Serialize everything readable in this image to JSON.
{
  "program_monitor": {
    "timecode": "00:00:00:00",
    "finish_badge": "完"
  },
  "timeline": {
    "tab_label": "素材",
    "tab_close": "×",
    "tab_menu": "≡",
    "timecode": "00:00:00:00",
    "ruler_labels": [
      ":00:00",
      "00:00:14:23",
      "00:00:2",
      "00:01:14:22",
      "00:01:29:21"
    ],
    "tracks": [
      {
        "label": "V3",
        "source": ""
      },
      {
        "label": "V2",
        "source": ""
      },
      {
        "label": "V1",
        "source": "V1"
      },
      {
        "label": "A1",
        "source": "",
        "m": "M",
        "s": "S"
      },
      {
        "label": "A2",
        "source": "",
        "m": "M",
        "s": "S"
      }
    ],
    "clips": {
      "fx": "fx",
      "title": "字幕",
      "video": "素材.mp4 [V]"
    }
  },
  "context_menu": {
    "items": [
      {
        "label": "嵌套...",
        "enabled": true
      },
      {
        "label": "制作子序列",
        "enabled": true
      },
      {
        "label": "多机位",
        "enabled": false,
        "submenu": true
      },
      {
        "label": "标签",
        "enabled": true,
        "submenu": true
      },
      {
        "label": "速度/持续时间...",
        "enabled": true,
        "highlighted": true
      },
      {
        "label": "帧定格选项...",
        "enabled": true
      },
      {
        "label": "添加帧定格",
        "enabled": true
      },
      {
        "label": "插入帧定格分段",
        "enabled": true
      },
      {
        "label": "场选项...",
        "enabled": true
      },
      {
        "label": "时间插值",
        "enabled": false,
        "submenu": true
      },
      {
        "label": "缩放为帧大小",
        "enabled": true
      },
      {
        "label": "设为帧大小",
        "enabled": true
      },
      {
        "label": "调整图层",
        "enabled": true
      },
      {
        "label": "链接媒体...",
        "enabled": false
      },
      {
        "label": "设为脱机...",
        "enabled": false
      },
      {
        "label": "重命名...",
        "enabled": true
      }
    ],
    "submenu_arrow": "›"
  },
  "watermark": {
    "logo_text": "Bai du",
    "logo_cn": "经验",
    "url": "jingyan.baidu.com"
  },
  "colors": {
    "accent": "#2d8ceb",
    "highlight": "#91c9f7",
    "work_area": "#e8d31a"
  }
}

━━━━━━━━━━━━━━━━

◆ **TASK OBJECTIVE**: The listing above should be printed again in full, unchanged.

◆ **ANSWER BELOW**:
Serialize everything readable in this image to JSON.
{
  "program_monitor": {
    "timecode": "00:00:00:00",
    "finish_badge": "完"
  },
  "timeline": {
    "tab_label": "素材",
    "tab_close": "×",
    "tab_menu": "≡",
    "timecode": "00:00:00:00",
    "ruler_labels": [
      ":00:00",
      "00:00:14:23",
      "00:00:2",
      "00:01:14:22",
      "00:01:29:21"
    ],
    "tracks": [
      {
        "label": "V3",
        "source": ""
      },
      {
        "label": "V2",
        "source": ""
      },
      {
        "label": "V1",
        "source": "V1"
      },
      {
        "label": "A1",
        "source": "",
        "m": "M",
        "s": "S"
      },
      {
        "label": "A2",
        "source": "",
        "m": "M",
        "s": "S"
      }
    ],
    "clips": {
      "fx": "fx",
      "title": "字幕",
      "video": "素材.mp4 [V]"
    }
  },
  "context_menu": {
    "items": [
      {
        "label": "嵌套...",
        "enabled": true
      },
      {
        "label": "制作子序列",
        "enabled": true
      },
      {
        "label": "多机位",
        "enabled": false,
        "submenu": true
      },
      {
        "label": "标签",
        "enabled": true,
        "submenu": true
      },
      {
        "label": "速度/持续时间...",
        "enabled": true,
        "highlighted": true
      },
      {
        "label": "帧定格选项...",
        "enabled": true
      },
      {
        "label": "添加帧定格",
        "enabled": true
      },
      {
        "label": "插入帧定格分段",
        "enabled": true
      },
      {
        "label": "场选项...",
        "enabled": true
      },
      {
        "label": "时间插值",
        "enabled": false,
        "submenu": true
      },
      {
        "label": "缩放为帧大小",
        "enabled": true
      },
      {
        "label": "设为帧大小",
        "enabled": true
      },
      {
        "label": "调整图层",
        "enabled": true
      },
      {
        "label": "链接媒体...",
        "enabled": false
      },
      {
        "label": "设为脱机...",
        "enabled": false
      },
      {
        "label": "重命名...",
        "enabled": true
      }
    ],
    "submenu_arrow": "›"
  },
  "watermark": {
    "logo_text": "Bai du",
    "logo_cn": "经验",
    "url": "jingyan.baidu.com"
  },
  "colors": {
    "accent": "#2d8ceb",
    "highlight": "#91c9f7",
    "work_area": "#e8d31a"
  }
}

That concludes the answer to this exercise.